The government filed a motion to dismiss the plaintiffs’ complaint asserting that Chrysler was entitled to reject the dealers’ franchise agreements under the Bankruptcy Code, and, therefore, no taking could have occurred. The government further asserted that the bankruptcy court’s ruling was binding on the Court of Federal Claims.  Plaintiffs asserted that the government used TARP assistance to force its vision for the Chrysler restructuring prior to and outside of Chrysler’s bankruptcy proceedings, and that the bankruptcy proceedings were separate and apart from the issues asserted against the government in their complaint.


On December 27, 2012, Judge Robert H. Hodges, Jr., denied the government’s motion to dismiss. The government appealed the decision in the U.S. Court of Appeals for the Federal Circuit.  On April 7, 2014, the U.S. Court of Appeals for the Federal Circuit agreed with Judge Hodges’ ruling and declined to dismiss the plaintiffs’ complaint. On September 15, 2014, an amended complaint was filed in the United States Court of Federal Claims adding an additional twenty plaintiffs, raising the number of plaintiffs to 168.
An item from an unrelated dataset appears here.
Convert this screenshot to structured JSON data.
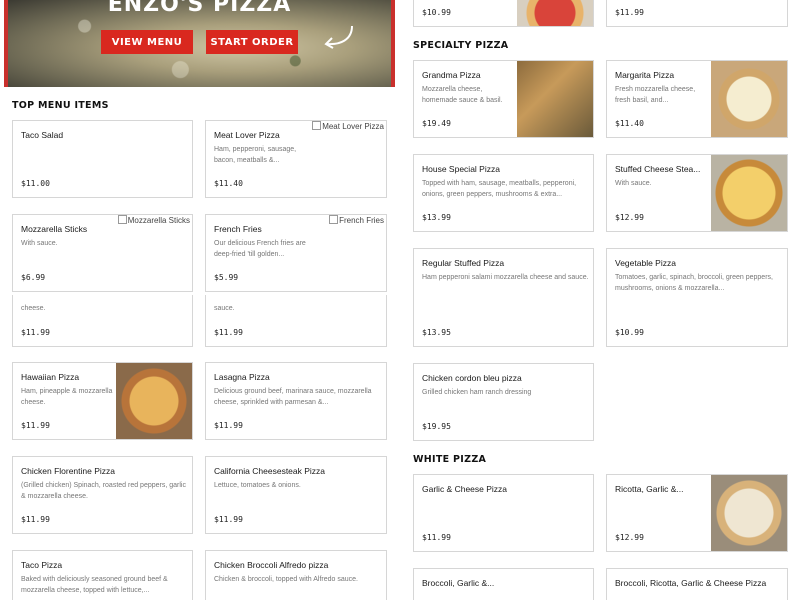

McDonald Hopkins will continue to monitor this case of first impression and will update you as the case progresses in the Court of Federal Claims.